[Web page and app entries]
■ ■ ■ ■ ■

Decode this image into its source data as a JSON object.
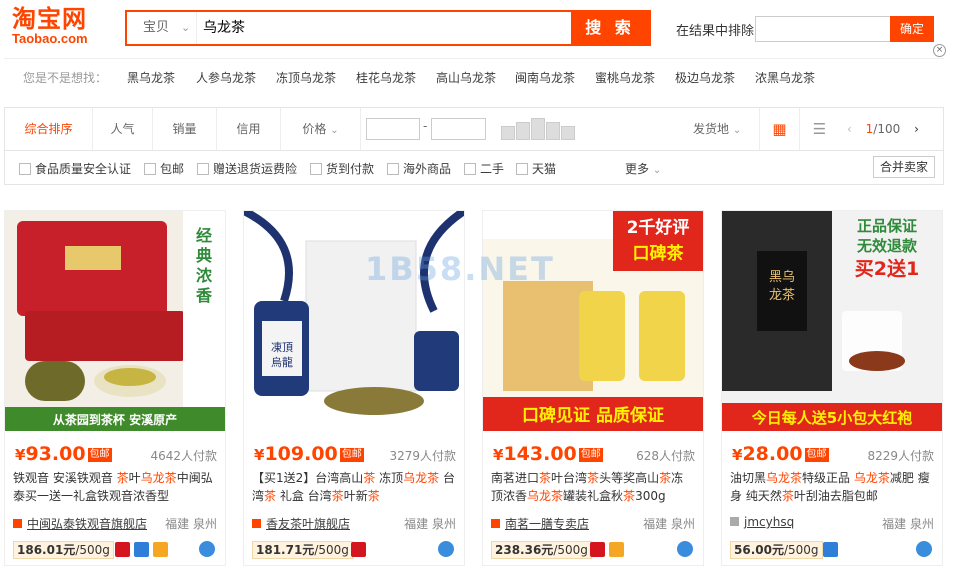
{
  "header": {
    "logo_cn": "淘宝网",
    "logo_en": "Taobao.com",
    "search_type": "宝贝",
    "search_value": "乌龙茶",
    "search_button": "搜 索",
    "filter_label": "在结果中排除",
    "filter_button": "确定"
  },
  "suggestions": {
    "label": "您是不是想找：",
    "items": [
      "黑乌龙茶",
      "人参乌龙茶",
      "冻顶乌龙茶",
      "桂花乌龙茶",
      "高山乌龙茶",
      "闽南乌龙茶",
      "蜜桃乌龙茶",
      "极边乌龙茶",
      "浓黑乌龙茶"
    ]
  },
  "sortbar": {
    "tabs": [
      "综合排序",
      "人气",
      "销量",
      "信用",
      "价格"
    ],
    "price_dash": "-",
    "ship_from": "发货地",
    "page_current": "1",
    "page_total": "/100"
  },
  "filters": {
    "items": [
      "食品质量安全认证",
      "包邮",
      "赠送退货运费险",
      "货到付款",
      "海外商品",
      "二手",
      "天猫"
    ],
    "more": "更多",
    "merge": "合并卖家"
  },
  "watermark": "1B58.NET",
  "products": [
    {
      "price_symbol": "¥",
      "price": "93.00",
      "free_ship": "包邮",
      "sold": "4642人付款",
      "title_parts": [
        "铁观音 安溪铁观音 ",
        "茶",
        "叶",
        "乌龙茶",
        "中闽弘泰买一送一礼盒铁观音浓香型"
      ],
      "shop": "中闽弘泰铁观音旗舰店",
      "location": "福建 泉州",
      "unit_price": "186.01元",
      "unit_suffix": "/500g",
      "img_text_top": "经典浓香",
      "img_text_bottom": "从茶园到茶杯 安溪原产"
    },
    {
      "price_symbol": "¥",
      "price": "109.00",
      "free_ship": "包邮",
      "sold": "3279人付款",
      "title_parts": [
        "【买1送2】台湾高山",
        "茶",
        " 冻顶",
        "乌龙茶",
        " 台湾",
        "茶",
        " 礼盒 台湾",
        "茶",
        "叶新",
        "茶"
      ],
      "shop": "香友茶叶旗舰店",
      "location": "福建 泉州",
      "unit_price": "181.71元",
      "unit_suffix": "/500g",
      "img_text_top": "凍頂烏龍",
      "img_text_bottom": ""
    },
    {
      "price_symbol": "¥",
      "price": "143.00",
      "free_ship": "包邮",
      "sold": "628人付款",
      "title_parts": [
        "南茗进口",
        "茶",
        "叶台湾",
        "茶",
        "头等奖高山",
        "茶",
        "冻顶浓香",
        "乌龙茶",
        "罐装礼盒秋",
        "茶",
        "300g"
      ],
      "shop": "南茗一膳专卖店",
      "location": "福建 泉州",
      "unit_price": "238.36元",
      "unit_suffix": "/500g",
      "img_text_top": "2千好评 口碑茶",
      "img_text_bottom": "口碑见证 品质保证"
    },
    {
      "price_symbol": "¥",
      "price": "28.00",
      "free_ship": "包邮",
      "sold": "8229人付款",
      "title_parts": [
        "油切黑",
        "乌龙茶",
        "特级正品 ",
        "乌龙茶",
        "减肥 瘦身 纯天然",
        "茶",
        "叶刮油去脂包邮"
      ],
      "shop": "jmcyhsq",
      "location": "福建 泉州",
      "unit_price": "56.00元",
      "unit_suffix": "/500g",
      "img_text_top": "正品保证 无效退款 买2送1",
      "img_text_bottom": "今日每人送5小包大红袍"
    }
  ]
}
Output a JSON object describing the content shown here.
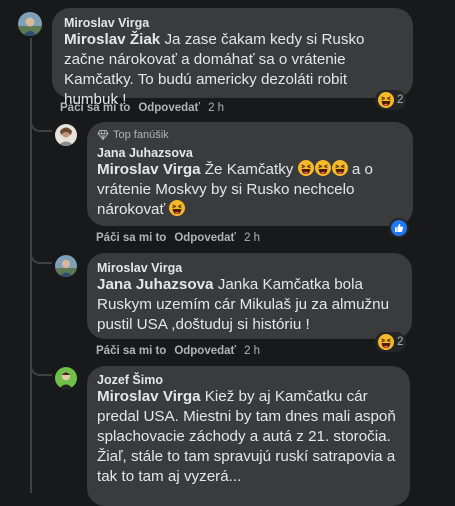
{
  "comments": [
    {
      "author": "Miroslav Virga",
      "mention": "Miroslav Žiak",
      "text": " Ja zase čakam kedy si Rusko začne nárokovať a domáhať sa o vrátenie Kamčatky. To budú americky dezoláti robit humbuk !",
      "like": "Páči sa mi to",
      "reply": "Odpovedať",
      "time": "2 h",
      "reaction_count": "2",
      "reaction": "haha"
    },
    {
      "badge": "Top fanúšik",
      "author": "Jana Juhazsova",
      "mention": "Miroslav Virga",
      "text_before": " Že Kamčatky ",
      "text_after": " a o vrátenie Moskvy by si Rusko nechcelo nárokovať ",
      "like": "Páči sa mi to",
      "reply": "Odpovedať",
      "time": "2 h",
      "reaction": "like"
    },
    {
      "author": "Miroslav Virga",
      "mention": "Jana Juhazsova",
      "text": " Janka Kamčatka bola Ruskym uzemím cár Mikulaš ju za almužnu pustil USA ,doštuduj si históriu !",
      "like": "Páči sa mi to",
      "reply": "Odpovedať",
      "time": "2 h",
      "reaction_count": "2",
      "reaction": "haha"
    },
    {
      "author": "Jozef Šimo",
      "mention": "Miroslav Virga",
      "text": " Kiež by aj Kamčatku cár predal USA. Miestni by tam dnes mali aspoň splachovacie záchody a autá z 21. storočia. Žiaľ, stále to tam spravujú ruskí satrapovia a tak to tam aj vyzerá..."
    }
  ],
  "colors": {
    "background": "#18191a",
    "bubble": "#3a3b3c",
    "text": "#e4e6eb",
    "secondary": "#b0b3b8",
    "like_blue": "#2078f4",
    "haha_yellow": "#f7b928"
  }
}
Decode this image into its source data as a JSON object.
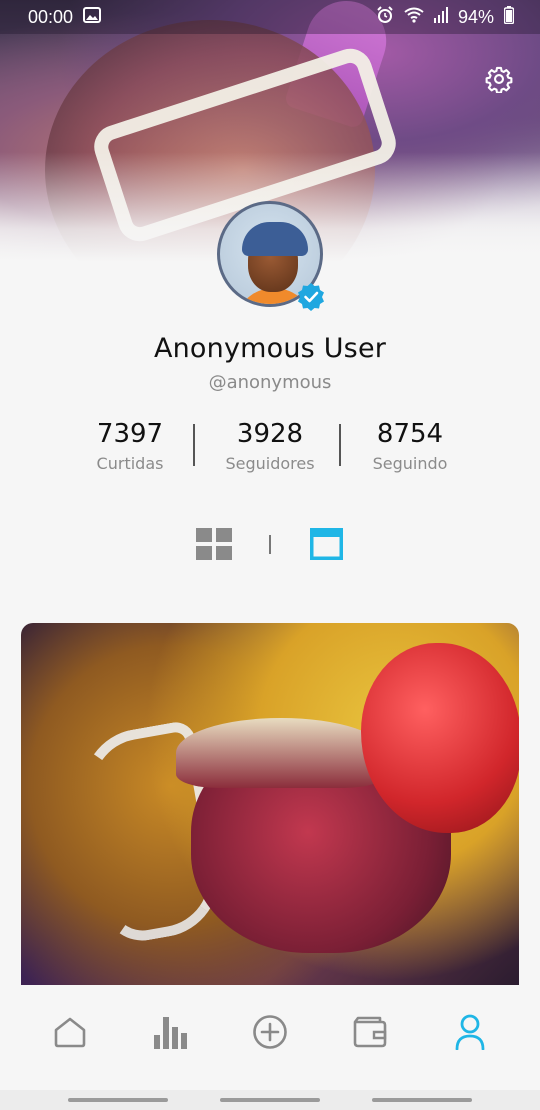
{
  "status_bar": {
    "time": "00:00",
    "battery": "94%"
  },
  "profile": {
    "name": "Anonymous User",
    "handle": "@anonymous",
    "verified": true
  },
  "stats": [
    {
      "value": "7397",
      "label": "Curtidas"
    },
    {
      "value": "3928",
      "label": "Seguidores"
    },
    {
      "value": "8754",
      "label": "Seguindo"
    }
  ],
  "view_toggle": {
    "selected": "feed"
  },
  "bottom_nav": {
    "items": [
      "home-icon",
      "chart-bar-icon",
      "add-circle-icon",
      "wallet-icon",
      "profile-icon"
    ],
    "active": "profile"
  },
  "colors": {
    "accent": "#1fb6e6",
    "icon_inactive": "#8a8a8a",
    "background": "#f6f6f6"
  }
}
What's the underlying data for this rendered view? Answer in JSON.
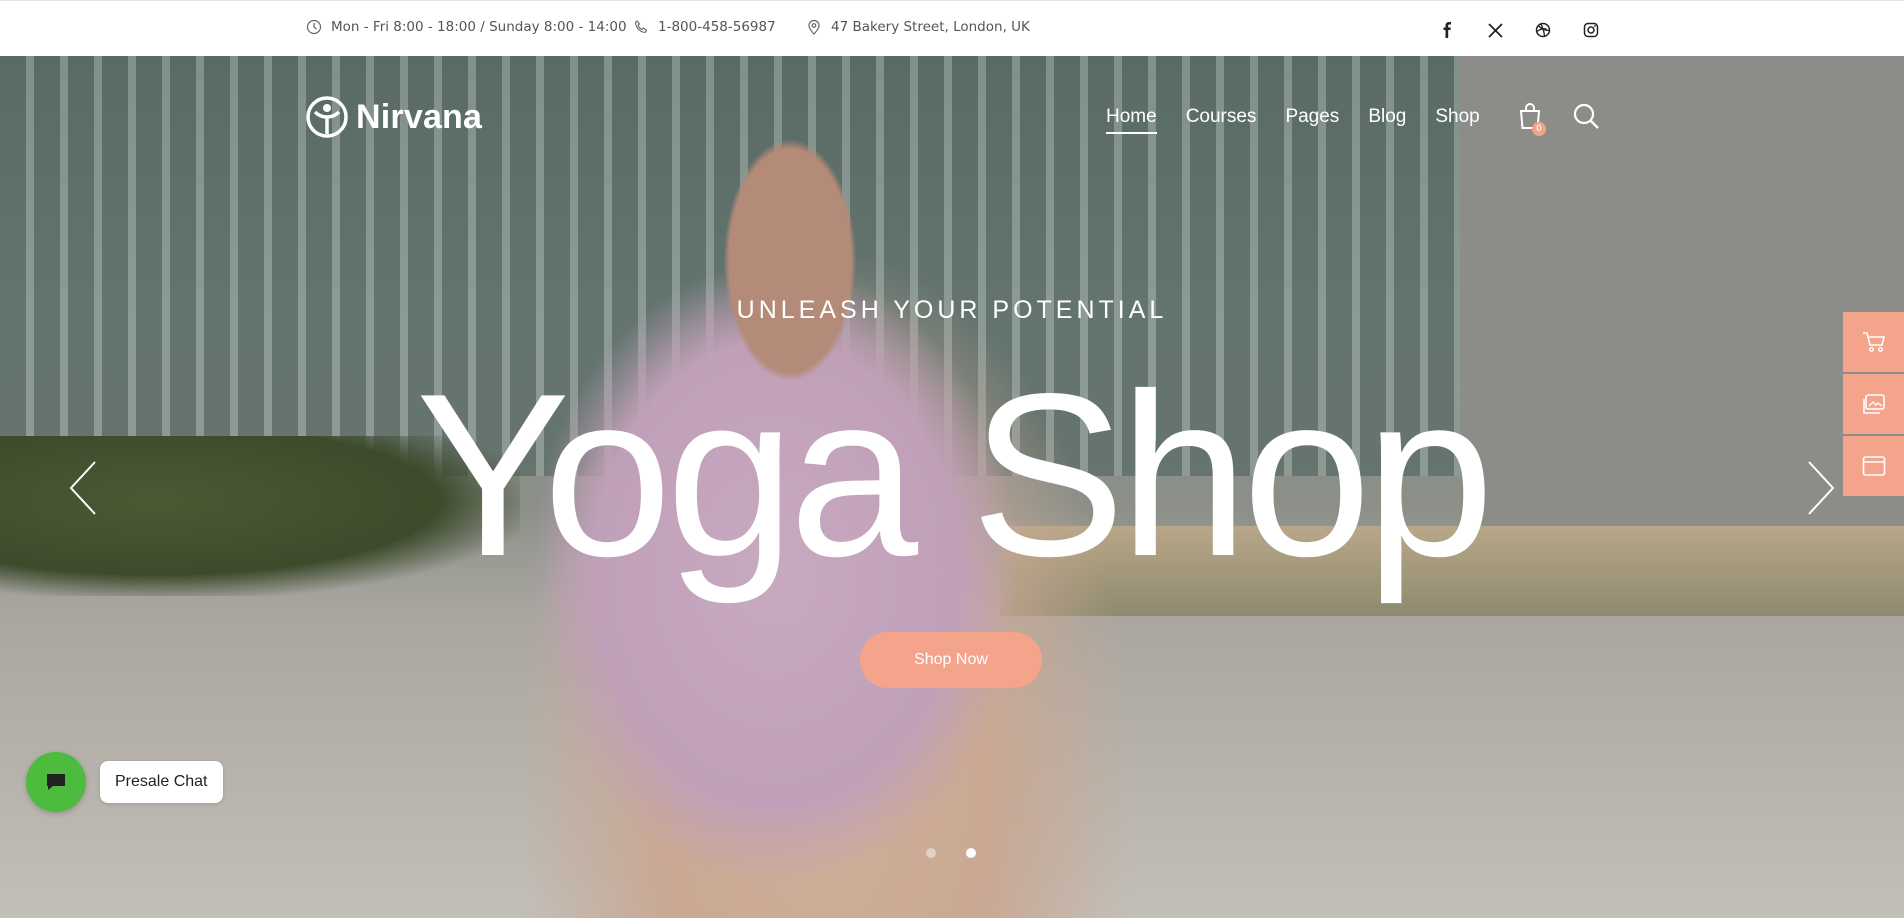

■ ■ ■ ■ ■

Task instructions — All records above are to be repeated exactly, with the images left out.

Written solution —
Decode this image into its source data as a JSON object.
{
  "header": {
    "logo_cn": "淘宝网",
    "logo_en": "Taobao.com",
    "search_type": "宝贝",
    "search_value": "乌龙茶",
    "search_button": "搜 索",
    "filter_label": "在结果中排除",
    "filter_button": "确定"
  },
  "suggestions": {
    "label": "您是不是想找：",
    "items": [
      "黑乌龙茶",
      "人参乌龙茶",
      "冻顶乌龙茶",
      "桂花乌龙茶",
      "高山乌龙茶",
      "闽南乌龙茶",
      "蜜桃乌龙茶",
      "极边乌龙茶",
      "浓黑乌龙茶"
    ]
  },
  "sortbar": {
    "tabs": [
      "综合排序",
      "人气",
      "销量",
      "信用",
      "价格"
    ],
    "price_dash": "-",
    "ship_from": "发货地",
    "page_current": "1",
    "page_total": "/100"
  },
  "filters": {
    "items": [
      "食品质量安全认证",
      "包邮",
      "赠送退货运费险",
      "货到付款",
      "海外商品",
      "二手",
      "天猫"
    ],
    "more": "更多",
    "merge": "合并卖家"
  },
  "watermark": "1B58.NET",
  "products": [
    {
      "price_symbol": "¥",
      "price": "93.00",
      "free_ship": "包邮",
      "sold": "4642人付款",
      "title_parts": [
        "铁观音 安溪铁观音 ",
        "茶",
        "叶",
        "乌龙茶",
        "中闽弘泰买一送一礼盒铁观音浓香型"
      ],
      "shop": "中闽弘泰铁观音旗舰店",
      "location": "福建 泉州",
      "unit_price": "186.01元",
      "unit_suffix": "/500g",
      "img_text_top": "经典浓香",
      "img_text_bottom": "从茶园到茶杯 安溪原产"
    },
    {
      "price_symbol": "¥",
      "price": "109.00",
      "free_ship": "包邮",
      "sold": "3279人付款",
      "title_parts": [
        "【买1送2】台湾高山",
        "茶",
        " 冻顶",
        "乌龙茶",
        " 台湾",
        "茶",
        " 礼盒 台湾",
        "茶",
        "叶新",
        "茶"
      ],
      "shop": "香友茶叶旗舰店",
      "location": "福建 泉州",
      "unit_price": "181.71元",
      "unit_suffix": "/500g",
      "img_text_top": "凍頂烏龍",
      "img_text_bottom": ""
    },
    {
      "price_symbol": "¥",
      "price": "143.00",
      "free_ship": "包邮",
      "sold": "628人付款",
      "title_parts": [
        "南茗进口",
        "茶",
        "叶台湾",
        "茶",
        "头等奖高山",
        "茶",
        "冻顶浓香",
        "乌龙茶",
        "罐装礼盒秋",
        "茶",
        "300g"
      ],
      "shop": "南茗一膳专卖店",
      "location": "福建 泉州",
      "unit_price": "238.36元",
      "unit_suffix": "/500g",
      "img_text_top": "2千好评 口碑茶",
      "img_text_bottom": "口碑见证 品质保证"
    },
    {
      "price_symbol": "¥",
      "price": "28.00",
      "free_ship": "包邮",
      "sold": "8229人付款",
      "title_parts": [
        "油切黑",
        "乌龙茶",
        "特级正品 ",
        "乌龙茶",
        "减肥 瘦身 纯天然",
        "茶",
        "叶刮油去脂包邮"
      ],
      "shop": "jmcyhsq",
      "location": "福建 泉州",
      "unit_price": "56.00元",
      "unit_suffix": "/500g",
      "img_text_top": "正品保证 无效退款 买2送1",
      "img_text_bottom": "今日每人送5小包大红袍"
    }
  ]
}
Output a JSON object describing the content shown here.
{
  "comments": [
    {
      "author": "Miroslav Virga",
      "mention": "Miroslav Žiak",
      "text": " Ja zase čakam kedy si Rusko začne nárokovať a domáhať sa o vrátenie Kamčatky. To budú americky dezoláti robit humbuk !",
      "like": "Páči sa mi to",
      "reply": "Odpovedať",
      "time": "2 h",
      "reaction_count": "2",
      "reaction": "haha"
    },
    {
      "badge": "Top fanúšik",
      "author": "Jana Juhazsova",
      "mention": "Miroslav Virga",
      "text_before": " Že Kamčatky ",
      "text_after": " a o vrátenie Moskvy by si Rusko nechcelo nárokovať ",
      "like": "Páči sa mi to",
      "reply": "Odpovedať",
      "time": "2 h",
      "reaction": "like"
    },
    {
      "author": "Miroslav Virga",
      "mention": "Jana Juhazsova",
      "text": " Janka Kamčatka bola Ruskym uzemím cár Mikulaš ju za almužnu pustil USA ,doštuduj si históriu !",
      "like": "Páči sa mi to",
      "reply": "Odpovedať",
      "time": "2 h",
      "reaction_count": "2",
      "reaction": "haha"
    },
    {
      "author": "Jozef Šimo",
      "mention": "Miroslav Virga",
      "text": " Kiež by aj Kamčatku cár predal USA. Miestni by tam dnes mali aspoň splachovacie záchody a autá z 21. storočia. Žiaľ, stále to tam spravujú ruskí satrapovia a tak to tam aj vyzerá..."
    }
  ],
  "colors": {
    "background": "#18191a",
    "bubble": "#3a3b3c",
    "text": "#e4e6eb",
    "secondary": "#b0b3b8",
    "like_blue": "#2078f4",
    "haha_yellow": "#f7b928"
  }
}
Decode this image into its source data as a JSON object.
{
  "status_bar": {
    "time": "00:00",
    "battery": "94%"
  },
  "profile": {
    "name": "Anonymous User",
    "handle": "@anonymous",
    "verified": true
  },
  "stats": [
    {
      "value": "7397",
      "label": "Curtidas"
    },
    {
      "value": "3928",
      "label": "Seguidores"
    },
    {
      "value": "8754",
      "label": "Seguindo"
    }
  ],
  "view_toggle": {
    "selected": "feed"
  },
  "bottom_nav": {
    "items": [
      "home-icon",
      "chart-bar-icon",
      "add-circle-icon",
      "wallet-icon",
      "profile-icon"
    ],
    "active": "profile"
  },
  "colors": {
    "accent": "#1fb6e6",
    "icon_inactive": "#8a8a8a",
    "background": "#f6f6f6"
  }
}
What's the underlying data for this rendered view? Answer in JSON.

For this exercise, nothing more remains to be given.